Scientists at the University of Exeter hope to discover the secrets of the ancient tribes of the Amazon and its effects on vegetation, using a drone equipped with revolutionary technology.
In collaboration with the National Institute for Space Research of Brazil, will fly over the world’s largest with an airplane remote control to find out more about how humans used the forests for thousands of years rainforest.
The researchers hope to answer a question on the impact of past humans in the Amazon jungle. It is not yet known how small bands of hunter-gatherers who lived there transformed the landscape, or the complexity of their society.

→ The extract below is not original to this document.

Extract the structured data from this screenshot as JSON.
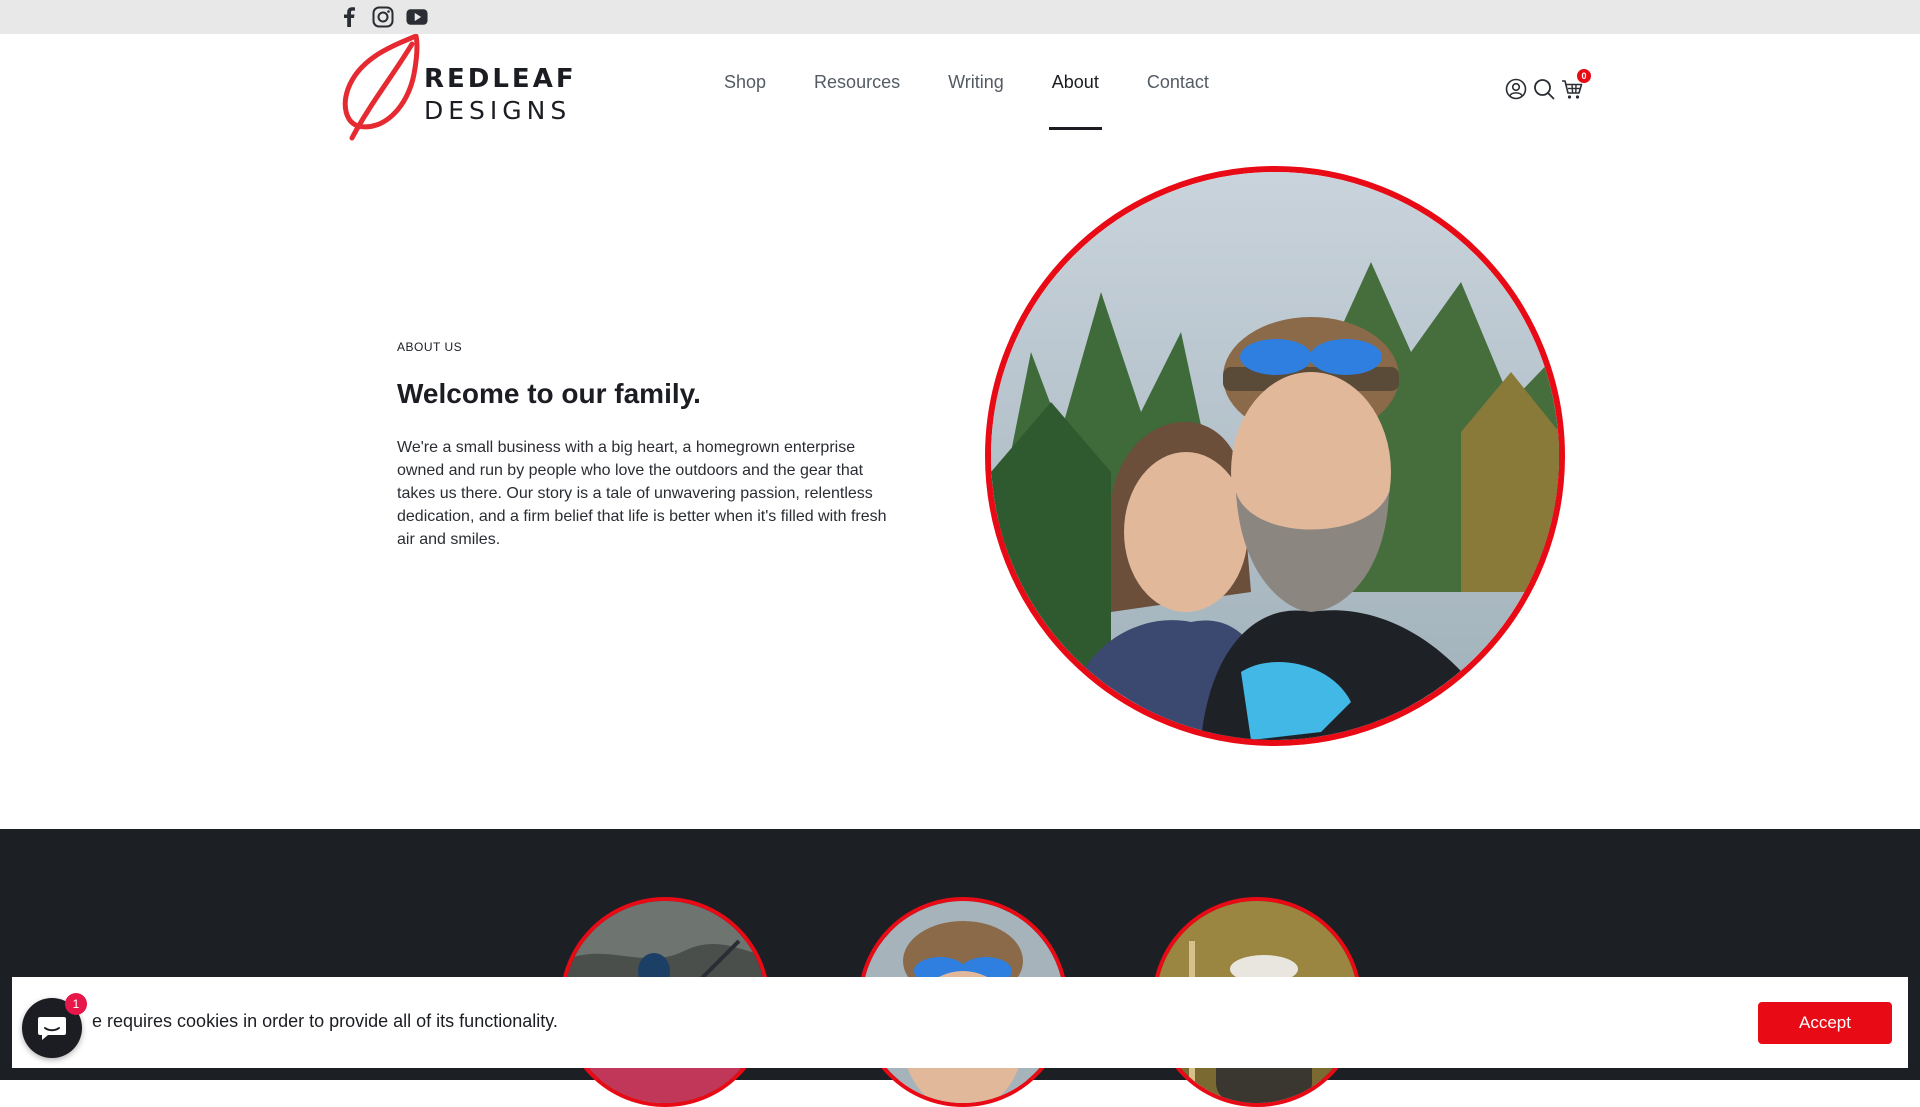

The Amazon plays an essential role in the global climate and carbon cycle regulation. Humans have lived there for 13,000 years. Course previously had a negligible impact, but there is growing evidence suggesting that this was not the case, reports the University of Exeter.
The research tool is one of the first unmanned fixed wing connected with a laser device of high quality.

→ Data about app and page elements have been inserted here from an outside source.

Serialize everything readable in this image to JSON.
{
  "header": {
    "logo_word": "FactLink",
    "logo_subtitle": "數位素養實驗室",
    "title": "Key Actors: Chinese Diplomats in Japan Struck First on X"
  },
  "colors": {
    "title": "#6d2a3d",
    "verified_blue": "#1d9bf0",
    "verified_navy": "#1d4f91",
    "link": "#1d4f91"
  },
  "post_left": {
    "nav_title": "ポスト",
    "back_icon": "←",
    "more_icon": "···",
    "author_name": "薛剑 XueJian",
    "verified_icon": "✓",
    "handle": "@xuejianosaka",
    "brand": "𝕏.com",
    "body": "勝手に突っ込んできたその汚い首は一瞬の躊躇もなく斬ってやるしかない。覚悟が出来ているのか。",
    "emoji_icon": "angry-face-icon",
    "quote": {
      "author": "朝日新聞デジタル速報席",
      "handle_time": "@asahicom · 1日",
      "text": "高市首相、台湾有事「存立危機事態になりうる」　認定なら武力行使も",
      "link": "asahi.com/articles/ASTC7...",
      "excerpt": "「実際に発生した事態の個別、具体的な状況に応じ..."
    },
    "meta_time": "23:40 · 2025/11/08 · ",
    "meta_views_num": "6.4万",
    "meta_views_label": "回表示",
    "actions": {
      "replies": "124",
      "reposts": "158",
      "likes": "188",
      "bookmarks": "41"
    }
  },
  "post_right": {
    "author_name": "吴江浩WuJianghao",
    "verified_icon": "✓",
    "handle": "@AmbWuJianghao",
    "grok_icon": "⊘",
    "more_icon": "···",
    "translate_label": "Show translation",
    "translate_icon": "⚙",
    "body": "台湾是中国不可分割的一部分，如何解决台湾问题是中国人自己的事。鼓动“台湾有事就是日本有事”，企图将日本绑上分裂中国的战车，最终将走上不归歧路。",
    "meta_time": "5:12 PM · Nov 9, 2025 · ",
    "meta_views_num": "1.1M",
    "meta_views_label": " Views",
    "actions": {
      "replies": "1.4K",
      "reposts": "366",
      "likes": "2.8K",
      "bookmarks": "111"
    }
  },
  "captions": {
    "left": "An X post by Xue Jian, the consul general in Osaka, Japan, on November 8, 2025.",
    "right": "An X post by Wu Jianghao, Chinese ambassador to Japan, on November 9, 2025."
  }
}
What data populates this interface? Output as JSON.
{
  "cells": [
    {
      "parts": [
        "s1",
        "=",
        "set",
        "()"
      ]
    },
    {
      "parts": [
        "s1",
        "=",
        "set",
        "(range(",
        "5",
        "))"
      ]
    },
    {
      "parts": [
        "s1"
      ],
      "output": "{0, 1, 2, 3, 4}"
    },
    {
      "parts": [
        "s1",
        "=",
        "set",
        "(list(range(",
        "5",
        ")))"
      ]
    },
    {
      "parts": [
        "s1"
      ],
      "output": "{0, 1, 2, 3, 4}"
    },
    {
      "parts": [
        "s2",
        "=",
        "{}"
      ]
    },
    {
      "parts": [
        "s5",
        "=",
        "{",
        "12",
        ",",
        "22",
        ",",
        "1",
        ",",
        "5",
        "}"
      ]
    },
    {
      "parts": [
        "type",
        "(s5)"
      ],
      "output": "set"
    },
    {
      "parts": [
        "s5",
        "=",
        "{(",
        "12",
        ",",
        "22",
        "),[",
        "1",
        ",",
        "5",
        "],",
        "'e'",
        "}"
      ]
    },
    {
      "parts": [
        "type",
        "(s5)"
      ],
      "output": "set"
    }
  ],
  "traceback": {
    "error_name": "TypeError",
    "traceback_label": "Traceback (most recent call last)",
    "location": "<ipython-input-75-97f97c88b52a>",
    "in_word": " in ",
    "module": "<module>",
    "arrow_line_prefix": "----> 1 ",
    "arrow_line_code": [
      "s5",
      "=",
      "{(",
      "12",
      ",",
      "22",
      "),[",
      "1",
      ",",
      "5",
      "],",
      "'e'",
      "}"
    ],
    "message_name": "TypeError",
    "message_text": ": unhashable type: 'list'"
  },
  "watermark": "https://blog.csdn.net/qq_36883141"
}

The laser scans the landscape and collect data in 3-D that show how humans could have altered the landscape. The 3-D image will help identify where archaeological excavations should take place, somewhat complex due to the lush vegetation of the Amazon. PAST flights from project ( Pre-Columbian Amazon Scale Transformations ) will begin in October.